**Work instruction:**
An exact copy of the listing is what is needed here; write it out in full.

**The input:**
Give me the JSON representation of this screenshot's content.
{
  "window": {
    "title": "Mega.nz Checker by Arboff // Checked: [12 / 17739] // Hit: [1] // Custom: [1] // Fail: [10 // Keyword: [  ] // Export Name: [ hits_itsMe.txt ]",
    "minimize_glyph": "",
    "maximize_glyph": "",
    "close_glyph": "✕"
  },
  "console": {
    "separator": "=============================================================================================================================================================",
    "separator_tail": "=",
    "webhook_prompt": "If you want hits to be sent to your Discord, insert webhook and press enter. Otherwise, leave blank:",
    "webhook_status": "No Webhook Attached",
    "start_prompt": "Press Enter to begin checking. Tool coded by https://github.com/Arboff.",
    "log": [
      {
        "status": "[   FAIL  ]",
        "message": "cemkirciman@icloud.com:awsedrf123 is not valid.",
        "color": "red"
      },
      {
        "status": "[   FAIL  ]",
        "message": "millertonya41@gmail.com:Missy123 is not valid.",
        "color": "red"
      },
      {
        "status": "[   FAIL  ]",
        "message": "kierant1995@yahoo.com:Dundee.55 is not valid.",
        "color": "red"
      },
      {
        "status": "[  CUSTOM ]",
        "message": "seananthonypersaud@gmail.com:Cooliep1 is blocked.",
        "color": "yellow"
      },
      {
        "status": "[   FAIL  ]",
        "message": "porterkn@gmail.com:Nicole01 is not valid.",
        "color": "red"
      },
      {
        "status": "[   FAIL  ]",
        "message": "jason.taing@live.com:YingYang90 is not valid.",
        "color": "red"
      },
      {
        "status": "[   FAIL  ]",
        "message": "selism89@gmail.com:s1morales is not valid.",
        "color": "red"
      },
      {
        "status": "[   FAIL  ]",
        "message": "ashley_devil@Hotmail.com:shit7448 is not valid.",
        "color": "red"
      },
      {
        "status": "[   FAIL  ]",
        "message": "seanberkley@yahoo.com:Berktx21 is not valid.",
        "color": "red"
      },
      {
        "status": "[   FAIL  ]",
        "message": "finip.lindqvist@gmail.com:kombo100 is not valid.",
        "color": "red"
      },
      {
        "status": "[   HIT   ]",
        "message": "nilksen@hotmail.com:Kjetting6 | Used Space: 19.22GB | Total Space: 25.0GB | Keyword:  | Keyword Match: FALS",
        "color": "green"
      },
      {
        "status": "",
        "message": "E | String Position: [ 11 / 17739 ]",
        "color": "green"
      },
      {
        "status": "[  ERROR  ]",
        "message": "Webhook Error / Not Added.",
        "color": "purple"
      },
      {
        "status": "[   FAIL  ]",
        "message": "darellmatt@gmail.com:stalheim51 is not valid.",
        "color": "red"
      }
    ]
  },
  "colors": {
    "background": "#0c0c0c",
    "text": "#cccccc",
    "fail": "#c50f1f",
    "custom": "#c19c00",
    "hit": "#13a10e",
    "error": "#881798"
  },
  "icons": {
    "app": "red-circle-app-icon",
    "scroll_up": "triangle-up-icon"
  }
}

**Task result:**
Give me the JSON representation of this screenshot's content.
{
  "window": {
    "title": "Mega.nz Checker by Arboff // Checked: [12 / 17739] // Hit: [1] // Custom: [1] // Fail: [10 // Keyword: [  ] // Export Name: [ hits_itsMe.txt ]",
    "minimize_glyph": "",
    "maximize_glyph": "",
    "close_glyph": "✕"
  },
  "console": {
    "separator": "=============================================================================================================================================================",
    "separator_tail": "=",
    "webhook_prompt": "If you want hits to be sent to your Discord, insert webhook and press enter. Otherwise, leave blank:",
    "webhook_status": "No Webhook Attached",
    "start_prompt": "Press Enter to begin checking. Tool coded by https://github.com/Arboff.",
    "log": [
      {
        "status": "[   FAIL  ]",
        "message": "cemkirciman@icloud.com:awsedrf123 is not valid.",
        "color": "red"
      },
      {
        "status": "[   FAIL  ]",
        "message": "millertonya41@gmail.com:Missy123 is not valid.",
        "color": "red"
      },
      {
        "status": "[   FAIL  ]",
        "message": "kierant1995@yahoo.com:Dundee.55 is not valid.",
        "color": "red"
      },
      {
        "status": "[  CUSTOM ]",
        "message": "seananthonypersaud@gmail.com:Cooliep1 is blocked.",
        "color": "yellow"
      },
      {
        "status": "[   FAIL  ]",
        "message": "porterkn@gmail.com:Nicole01 is not valid.",
        "color": "red"
      },
      {
        "status": "[   FAIL  ]",
        "message": "jason.taing@live.com:YingYang90 is not valid.",
        "color": "red"
      },
      {
        "status": "[   FAIL  ]",
        "message": "selism89@gmail.com:s1morales is not valid.",
        "color": "red"
      },
      {
        "status": "[   FAIL  ]",
        "message": "ashley_devil@Hotmail.com:shit7448 is not valid.",
        "color": "red"
      },
      {
        "status": "[   FAIL  ]",
        "message": "seanberkley@yahoo.com:Berktx21 is not valid.",
        "color": "red"
      },
      {
        "status": "[   FAIL  ]",
        "message": "finip.lindqvist@gmail.com:kombo100 is not valid.",
        "color": "red"
      },
      {
        "status": "[   HIT   ]",
        "message": "nilksen@hotmail.com:Kjetting6 | Used Space: 19.22GB | Total Space: 25.0GB | Keyword:  | Keyword Match: FALS",
        "color": "green"
      },
      {
        "status": "",
        "message": "E | String Position: [ 11 / 17739 ]",
        "color": "green"
      },
      {
        "status": "[  ERROR  ]",
        "message": "Webhook Error / Not Added.",
        "color": "purple"
      },
      {
        "status": "[   FAIL  ]",
        "message": "darellmatt@gmail.com:stalheim51 is not valid.",
        "color": "red"
      }
    ]
  },
  "colors": {
    "background": "#0c0c0c",
    "text": "#cccccc",
    "fail": "#c50f1f",
    "custom": "#c19c00",
    "hit": "#13a10e",
    "error": "#881798"
  },
  "icons": {
    "app": "red-circle-app-icon",
    "scroll_up": "triangle-up-icon"
  }
}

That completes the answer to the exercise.